§ **Task goal**:
Which of the lines in the listing that follows hold "this"? Pull each one out.

§ **Data supplied**:
□ □ □

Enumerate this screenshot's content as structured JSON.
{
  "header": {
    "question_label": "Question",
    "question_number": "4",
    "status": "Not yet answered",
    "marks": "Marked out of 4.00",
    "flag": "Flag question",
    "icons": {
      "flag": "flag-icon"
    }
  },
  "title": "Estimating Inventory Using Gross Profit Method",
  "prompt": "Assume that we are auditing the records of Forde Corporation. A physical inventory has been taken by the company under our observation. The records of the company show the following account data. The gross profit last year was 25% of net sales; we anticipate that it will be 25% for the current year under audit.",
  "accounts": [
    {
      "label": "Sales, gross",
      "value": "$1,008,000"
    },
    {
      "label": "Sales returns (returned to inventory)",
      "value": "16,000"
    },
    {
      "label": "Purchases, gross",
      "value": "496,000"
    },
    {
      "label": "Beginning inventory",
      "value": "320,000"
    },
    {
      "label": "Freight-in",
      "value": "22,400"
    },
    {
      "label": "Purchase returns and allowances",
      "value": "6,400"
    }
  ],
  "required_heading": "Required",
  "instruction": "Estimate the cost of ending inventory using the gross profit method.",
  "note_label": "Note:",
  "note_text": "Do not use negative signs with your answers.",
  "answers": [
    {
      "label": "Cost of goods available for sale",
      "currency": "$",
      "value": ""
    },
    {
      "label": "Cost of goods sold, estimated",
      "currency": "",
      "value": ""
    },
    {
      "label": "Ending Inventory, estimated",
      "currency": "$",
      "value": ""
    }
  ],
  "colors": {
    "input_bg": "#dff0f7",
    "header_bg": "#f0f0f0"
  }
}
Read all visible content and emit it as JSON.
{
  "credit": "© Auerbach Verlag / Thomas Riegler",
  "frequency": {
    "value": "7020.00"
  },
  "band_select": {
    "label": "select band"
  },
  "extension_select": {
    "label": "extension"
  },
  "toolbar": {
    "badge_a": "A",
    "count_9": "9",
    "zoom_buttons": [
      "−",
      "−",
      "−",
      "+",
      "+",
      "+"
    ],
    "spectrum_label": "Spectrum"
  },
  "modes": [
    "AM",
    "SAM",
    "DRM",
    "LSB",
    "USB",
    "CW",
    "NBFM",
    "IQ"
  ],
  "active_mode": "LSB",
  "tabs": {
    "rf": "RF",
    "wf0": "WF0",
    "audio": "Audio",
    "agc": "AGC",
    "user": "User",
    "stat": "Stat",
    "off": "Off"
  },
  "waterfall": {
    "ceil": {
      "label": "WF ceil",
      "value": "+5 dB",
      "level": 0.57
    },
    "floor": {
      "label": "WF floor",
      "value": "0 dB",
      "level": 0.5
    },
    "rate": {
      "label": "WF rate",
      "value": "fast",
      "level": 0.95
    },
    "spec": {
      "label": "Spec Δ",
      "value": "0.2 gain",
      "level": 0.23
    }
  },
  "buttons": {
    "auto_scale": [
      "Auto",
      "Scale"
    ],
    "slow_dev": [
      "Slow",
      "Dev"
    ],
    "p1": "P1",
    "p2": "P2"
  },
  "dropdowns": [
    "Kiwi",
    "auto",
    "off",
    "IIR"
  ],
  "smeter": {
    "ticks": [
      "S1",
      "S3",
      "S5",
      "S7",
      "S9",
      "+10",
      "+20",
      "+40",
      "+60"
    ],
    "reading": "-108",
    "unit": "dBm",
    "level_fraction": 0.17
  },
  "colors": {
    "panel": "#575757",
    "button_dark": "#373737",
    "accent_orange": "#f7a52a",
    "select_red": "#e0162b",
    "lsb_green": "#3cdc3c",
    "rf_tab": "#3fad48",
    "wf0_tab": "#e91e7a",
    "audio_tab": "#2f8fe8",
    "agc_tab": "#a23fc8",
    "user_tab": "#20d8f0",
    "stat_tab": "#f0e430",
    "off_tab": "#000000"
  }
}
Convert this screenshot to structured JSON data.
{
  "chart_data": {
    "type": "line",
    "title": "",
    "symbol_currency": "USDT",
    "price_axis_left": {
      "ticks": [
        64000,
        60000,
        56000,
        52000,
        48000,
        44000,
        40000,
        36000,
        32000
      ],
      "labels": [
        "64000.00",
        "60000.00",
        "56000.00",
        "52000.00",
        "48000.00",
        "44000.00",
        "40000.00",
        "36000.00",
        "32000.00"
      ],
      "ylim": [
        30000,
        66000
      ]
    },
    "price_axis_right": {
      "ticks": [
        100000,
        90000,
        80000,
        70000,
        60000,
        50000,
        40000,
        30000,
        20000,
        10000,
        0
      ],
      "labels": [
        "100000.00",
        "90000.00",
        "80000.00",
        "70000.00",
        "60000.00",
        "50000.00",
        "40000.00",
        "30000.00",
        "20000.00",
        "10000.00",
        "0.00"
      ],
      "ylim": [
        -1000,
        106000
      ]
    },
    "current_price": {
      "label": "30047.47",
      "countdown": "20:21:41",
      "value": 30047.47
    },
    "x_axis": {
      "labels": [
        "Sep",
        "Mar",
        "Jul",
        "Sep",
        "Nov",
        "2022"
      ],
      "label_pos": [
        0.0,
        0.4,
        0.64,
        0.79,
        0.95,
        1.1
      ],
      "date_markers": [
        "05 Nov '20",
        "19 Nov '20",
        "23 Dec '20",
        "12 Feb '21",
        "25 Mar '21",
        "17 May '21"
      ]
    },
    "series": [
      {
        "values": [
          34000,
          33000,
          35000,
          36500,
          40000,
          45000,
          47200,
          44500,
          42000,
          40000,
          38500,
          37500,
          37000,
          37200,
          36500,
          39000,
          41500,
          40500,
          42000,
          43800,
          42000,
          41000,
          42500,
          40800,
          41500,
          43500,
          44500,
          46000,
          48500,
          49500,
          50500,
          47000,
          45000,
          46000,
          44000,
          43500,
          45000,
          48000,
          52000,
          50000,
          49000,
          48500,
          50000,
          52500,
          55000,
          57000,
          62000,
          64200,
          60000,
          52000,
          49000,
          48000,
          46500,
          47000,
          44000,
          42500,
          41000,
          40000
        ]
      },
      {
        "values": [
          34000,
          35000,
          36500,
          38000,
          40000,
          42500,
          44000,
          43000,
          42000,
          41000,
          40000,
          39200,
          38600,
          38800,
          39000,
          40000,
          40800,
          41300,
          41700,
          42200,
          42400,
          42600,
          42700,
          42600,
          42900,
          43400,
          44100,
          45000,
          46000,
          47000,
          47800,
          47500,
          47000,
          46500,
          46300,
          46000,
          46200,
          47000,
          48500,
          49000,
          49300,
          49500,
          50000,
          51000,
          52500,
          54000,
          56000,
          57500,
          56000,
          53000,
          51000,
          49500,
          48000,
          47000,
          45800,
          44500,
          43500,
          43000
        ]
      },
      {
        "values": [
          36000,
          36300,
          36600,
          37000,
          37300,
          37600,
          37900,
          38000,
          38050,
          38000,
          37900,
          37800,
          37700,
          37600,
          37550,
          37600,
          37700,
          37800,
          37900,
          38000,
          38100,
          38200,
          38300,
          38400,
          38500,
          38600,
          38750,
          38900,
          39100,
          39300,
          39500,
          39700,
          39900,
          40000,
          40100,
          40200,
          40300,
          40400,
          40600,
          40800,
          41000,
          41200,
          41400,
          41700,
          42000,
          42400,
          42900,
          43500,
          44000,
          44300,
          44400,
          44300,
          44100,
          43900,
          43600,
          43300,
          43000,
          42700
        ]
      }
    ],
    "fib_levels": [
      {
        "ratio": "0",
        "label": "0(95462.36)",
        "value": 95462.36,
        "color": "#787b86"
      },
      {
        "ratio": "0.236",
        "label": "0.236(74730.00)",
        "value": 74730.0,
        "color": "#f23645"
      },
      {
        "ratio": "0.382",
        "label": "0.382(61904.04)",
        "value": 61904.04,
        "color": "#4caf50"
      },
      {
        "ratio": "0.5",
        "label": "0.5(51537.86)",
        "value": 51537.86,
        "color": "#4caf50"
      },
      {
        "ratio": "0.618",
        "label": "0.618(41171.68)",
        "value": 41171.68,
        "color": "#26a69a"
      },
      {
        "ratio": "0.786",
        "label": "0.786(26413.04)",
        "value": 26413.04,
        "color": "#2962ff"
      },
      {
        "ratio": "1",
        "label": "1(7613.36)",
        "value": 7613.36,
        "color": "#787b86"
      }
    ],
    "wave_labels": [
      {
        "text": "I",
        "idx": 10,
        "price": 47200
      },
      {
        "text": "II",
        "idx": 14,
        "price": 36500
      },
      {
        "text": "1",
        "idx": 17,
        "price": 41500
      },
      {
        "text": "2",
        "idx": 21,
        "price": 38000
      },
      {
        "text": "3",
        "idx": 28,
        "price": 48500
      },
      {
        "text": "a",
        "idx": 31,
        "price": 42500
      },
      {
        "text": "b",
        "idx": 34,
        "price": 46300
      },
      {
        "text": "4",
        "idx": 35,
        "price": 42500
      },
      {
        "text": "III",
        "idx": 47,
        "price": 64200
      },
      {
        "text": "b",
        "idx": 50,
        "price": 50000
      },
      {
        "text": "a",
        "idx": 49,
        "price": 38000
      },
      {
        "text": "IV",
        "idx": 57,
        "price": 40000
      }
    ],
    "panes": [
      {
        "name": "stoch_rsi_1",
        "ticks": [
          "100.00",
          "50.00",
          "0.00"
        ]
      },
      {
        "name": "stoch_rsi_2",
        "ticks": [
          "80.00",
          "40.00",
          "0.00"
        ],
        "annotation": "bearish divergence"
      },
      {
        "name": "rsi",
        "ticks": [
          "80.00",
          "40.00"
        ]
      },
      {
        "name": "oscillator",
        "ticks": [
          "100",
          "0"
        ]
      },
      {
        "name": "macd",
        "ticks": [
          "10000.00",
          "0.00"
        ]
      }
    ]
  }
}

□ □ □

§ **Task answer**:
Enumerate this screenshot's content as structured JSON.
Convert this screenshot to structured JSON data.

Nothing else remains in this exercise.